The skilled nursing sector is primed for change as the federal government cracks down on for-profit ownership. If you recall, last month we discussed some of the factors contributing to rising senior living valuations and the role private entities have played. As occupancy rates continue to rise and investors come off the bench looking to get into the senior housing game, it was only a matter of time before regulatory measures were brought into the mix. 

What the Numbers Say 

According to investment firm Ziegler, for-profit ownership made up the majority of skilled nursing transactions from 2015-2021, but between 2020 and 2021, 35% of transactions were for-profit. Consolidations also played a part, accounting for 27% of transactions over the last two years. Furthermore, an estimated 25% of nursing home closures from 2015 to 2019 were for-profit. This number increased to 2019 between 2020 and 2021. 
These numbers are telling and paint a high-level picture of what the senior housing industry has gone through over the last several years. It’s no secret nursing homes, assisted living facilities, and SNFs were hit the hardest during the pandemic; coupled with workforce challenges and potential regulations on the horizon, it’s no surprise the industry is primed for change. Experts point to the “interesting sort of transition and evolution we’re going through in terms of the business model” as well as a shift in the wants and needs of incoming seniors. 

Is More Funding Coming? 

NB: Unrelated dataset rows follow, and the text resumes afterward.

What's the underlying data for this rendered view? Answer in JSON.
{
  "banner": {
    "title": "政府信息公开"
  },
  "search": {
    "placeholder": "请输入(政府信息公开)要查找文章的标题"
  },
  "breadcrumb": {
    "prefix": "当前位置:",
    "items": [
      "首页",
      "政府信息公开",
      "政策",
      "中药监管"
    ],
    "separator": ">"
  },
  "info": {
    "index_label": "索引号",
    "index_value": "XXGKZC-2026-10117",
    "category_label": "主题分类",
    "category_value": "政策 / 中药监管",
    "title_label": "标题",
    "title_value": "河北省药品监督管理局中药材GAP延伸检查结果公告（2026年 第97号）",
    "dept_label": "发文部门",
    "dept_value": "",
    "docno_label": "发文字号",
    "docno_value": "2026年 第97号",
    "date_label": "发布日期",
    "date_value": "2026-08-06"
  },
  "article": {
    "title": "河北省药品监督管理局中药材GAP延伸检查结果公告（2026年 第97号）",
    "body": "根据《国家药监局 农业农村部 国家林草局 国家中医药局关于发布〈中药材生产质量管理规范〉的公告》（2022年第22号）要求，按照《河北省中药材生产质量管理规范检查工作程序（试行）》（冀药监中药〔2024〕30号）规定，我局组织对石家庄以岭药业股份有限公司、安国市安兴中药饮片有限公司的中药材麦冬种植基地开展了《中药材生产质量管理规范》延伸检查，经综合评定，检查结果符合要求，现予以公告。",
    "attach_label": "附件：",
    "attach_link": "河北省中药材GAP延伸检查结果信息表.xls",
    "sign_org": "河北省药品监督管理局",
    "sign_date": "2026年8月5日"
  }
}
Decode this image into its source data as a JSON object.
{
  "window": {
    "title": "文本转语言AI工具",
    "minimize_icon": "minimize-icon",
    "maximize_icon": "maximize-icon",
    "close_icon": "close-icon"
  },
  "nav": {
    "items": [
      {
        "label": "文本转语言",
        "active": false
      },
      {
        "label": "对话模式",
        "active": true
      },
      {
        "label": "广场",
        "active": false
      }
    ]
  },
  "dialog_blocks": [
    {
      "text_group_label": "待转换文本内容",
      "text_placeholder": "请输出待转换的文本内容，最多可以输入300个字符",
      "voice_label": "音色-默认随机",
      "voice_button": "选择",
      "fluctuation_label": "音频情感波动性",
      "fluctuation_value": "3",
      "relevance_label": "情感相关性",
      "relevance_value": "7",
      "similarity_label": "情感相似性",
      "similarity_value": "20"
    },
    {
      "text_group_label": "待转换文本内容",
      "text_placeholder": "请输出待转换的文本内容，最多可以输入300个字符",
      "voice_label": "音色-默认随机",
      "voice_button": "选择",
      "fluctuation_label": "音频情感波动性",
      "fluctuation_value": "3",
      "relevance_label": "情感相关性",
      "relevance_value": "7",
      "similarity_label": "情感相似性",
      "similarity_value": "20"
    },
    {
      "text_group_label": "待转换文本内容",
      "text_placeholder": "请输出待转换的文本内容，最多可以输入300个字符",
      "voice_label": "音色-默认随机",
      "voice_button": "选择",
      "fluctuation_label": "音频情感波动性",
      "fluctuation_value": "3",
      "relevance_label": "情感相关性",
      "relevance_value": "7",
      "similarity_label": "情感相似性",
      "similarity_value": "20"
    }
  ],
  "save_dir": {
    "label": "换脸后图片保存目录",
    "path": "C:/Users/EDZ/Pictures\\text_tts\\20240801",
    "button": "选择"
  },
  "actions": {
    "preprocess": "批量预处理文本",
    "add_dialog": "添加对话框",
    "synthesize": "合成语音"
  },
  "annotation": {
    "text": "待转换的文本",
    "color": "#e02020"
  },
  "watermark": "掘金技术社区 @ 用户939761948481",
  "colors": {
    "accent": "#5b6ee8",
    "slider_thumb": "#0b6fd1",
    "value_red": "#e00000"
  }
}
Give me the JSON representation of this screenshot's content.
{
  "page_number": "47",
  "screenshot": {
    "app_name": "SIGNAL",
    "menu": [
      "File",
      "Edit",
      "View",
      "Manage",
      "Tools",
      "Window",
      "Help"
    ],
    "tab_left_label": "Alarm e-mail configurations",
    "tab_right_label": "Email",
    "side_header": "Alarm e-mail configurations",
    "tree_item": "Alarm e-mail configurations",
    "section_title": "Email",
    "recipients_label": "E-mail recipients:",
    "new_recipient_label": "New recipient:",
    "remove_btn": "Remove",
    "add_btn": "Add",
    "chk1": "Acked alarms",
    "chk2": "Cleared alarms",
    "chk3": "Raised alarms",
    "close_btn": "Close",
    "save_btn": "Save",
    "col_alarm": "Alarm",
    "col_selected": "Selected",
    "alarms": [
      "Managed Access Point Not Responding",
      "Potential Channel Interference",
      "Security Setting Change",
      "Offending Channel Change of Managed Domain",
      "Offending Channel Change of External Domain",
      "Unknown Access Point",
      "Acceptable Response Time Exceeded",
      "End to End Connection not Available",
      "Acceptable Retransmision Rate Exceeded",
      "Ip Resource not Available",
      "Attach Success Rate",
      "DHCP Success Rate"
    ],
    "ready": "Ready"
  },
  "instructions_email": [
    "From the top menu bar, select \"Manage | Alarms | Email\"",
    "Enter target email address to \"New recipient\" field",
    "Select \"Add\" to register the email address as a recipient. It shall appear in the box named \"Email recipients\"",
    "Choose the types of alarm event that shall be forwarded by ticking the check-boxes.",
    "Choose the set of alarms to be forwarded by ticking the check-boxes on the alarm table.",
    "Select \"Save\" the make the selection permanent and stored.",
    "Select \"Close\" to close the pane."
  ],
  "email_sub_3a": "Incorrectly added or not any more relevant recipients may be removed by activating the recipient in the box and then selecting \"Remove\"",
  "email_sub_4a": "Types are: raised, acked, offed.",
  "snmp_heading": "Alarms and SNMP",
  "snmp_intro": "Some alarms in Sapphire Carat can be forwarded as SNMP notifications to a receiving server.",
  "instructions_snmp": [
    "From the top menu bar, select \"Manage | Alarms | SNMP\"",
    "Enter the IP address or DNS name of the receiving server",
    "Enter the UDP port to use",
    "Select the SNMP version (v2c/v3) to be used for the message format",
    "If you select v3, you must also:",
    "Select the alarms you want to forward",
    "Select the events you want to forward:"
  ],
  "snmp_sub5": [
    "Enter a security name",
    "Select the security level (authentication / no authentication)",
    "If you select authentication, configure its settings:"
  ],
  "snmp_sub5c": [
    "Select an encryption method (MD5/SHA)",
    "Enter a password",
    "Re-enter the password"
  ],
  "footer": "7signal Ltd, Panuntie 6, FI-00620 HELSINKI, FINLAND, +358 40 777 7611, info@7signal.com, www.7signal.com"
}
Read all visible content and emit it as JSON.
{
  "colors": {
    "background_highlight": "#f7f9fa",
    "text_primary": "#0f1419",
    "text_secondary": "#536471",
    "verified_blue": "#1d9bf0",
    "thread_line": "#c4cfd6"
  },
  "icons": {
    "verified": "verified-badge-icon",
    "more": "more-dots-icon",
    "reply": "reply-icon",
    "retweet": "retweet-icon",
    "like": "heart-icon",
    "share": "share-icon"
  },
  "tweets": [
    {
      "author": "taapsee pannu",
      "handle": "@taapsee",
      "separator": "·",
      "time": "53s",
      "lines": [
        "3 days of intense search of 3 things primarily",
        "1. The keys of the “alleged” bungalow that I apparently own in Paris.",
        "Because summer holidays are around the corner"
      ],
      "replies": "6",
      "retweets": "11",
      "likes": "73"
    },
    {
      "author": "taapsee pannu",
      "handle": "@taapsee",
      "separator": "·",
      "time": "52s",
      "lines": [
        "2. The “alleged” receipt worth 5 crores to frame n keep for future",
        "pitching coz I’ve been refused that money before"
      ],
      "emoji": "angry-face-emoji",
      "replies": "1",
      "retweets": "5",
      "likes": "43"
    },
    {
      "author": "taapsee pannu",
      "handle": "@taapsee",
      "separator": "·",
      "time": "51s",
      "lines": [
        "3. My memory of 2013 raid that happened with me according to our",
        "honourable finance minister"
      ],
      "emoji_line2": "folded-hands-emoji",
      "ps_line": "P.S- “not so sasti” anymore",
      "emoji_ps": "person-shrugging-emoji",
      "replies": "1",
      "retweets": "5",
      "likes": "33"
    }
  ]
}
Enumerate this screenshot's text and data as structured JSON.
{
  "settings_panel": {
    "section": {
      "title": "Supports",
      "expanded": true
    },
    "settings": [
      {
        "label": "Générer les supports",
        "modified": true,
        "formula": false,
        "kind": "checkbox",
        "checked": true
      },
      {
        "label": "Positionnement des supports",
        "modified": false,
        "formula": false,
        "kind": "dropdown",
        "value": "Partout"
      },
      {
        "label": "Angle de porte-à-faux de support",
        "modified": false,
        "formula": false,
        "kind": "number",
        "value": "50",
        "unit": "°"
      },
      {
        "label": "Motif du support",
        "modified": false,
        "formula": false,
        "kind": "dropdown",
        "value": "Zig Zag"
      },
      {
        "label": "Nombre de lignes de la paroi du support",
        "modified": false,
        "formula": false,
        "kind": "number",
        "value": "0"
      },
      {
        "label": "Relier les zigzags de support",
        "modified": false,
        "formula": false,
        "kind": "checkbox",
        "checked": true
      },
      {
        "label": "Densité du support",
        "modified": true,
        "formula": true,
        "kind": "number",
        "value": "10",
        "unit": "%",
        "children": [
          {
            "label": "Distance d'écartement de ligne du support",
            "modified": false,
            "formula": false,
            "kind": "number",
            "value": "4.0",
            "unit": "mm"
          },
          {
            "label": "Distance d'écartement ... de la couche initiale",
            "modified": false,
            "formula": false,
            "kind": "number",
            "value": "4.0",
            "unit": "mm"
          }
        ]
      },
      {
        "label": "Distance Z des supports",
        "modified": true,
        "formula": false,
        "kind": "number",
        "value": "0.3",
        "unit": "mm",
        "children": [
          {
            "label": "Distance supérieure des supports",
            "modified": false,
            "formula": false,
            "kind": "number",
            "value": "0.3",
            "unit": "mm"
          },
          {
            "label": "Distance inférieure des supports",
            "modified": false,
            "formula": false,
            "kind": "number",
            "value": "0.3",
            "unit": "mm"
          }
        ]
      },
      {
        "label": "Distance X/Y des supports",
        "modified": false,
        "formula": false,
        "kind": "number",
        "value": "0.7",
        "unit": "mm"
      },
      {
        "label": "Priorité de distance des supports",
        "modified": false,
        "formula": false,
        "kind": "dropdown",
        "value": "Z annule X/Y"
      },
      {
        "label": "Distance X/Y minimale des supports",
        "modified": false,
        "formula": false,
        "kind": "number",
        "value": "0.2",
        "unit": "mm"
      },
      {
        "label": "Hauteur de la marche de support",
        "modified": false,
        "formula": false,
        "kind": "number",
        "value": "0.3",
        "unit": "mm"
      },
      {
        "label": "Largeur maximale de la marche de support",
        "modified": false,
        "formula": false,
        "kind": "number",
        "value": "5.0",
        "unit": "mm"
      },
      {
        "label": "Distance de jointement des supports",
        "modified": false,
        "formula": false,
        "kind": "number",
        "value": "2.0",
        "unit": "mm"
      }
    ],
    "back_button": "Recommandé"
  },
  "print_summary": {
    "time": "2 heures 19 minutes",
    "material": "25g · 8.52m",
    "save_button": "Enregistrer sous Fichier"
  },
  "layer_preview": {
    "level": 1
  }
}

SNFs are under enormous pressure right now as Baby Boomers are exploring options outside of traditional housing models. This is just one of the reasons not-for-profit (NFP) operators are asking for funding from the government and long-term investment from the Centers for Medicare and Medicaid Services (CMS). Without big change on this front, freestanding NFPs may start to dwindle as private investors jump on the opportunity to invest. California and other West Coast states are feeling this in particular, as rising construction costs and expensive building standards have tightened the reins on development. 
It will be interesting to see what opportunities this reshuffle brings and how providers of both profit and not-for-profit facilities move forward. If you are interested in buying or selling an SNF or any other type of senior housing or development in California or elsewhere in the U.S, please give our experts at Sherman & Roylance a call. We are constantly adding new listings, most of which are special off-market transactions.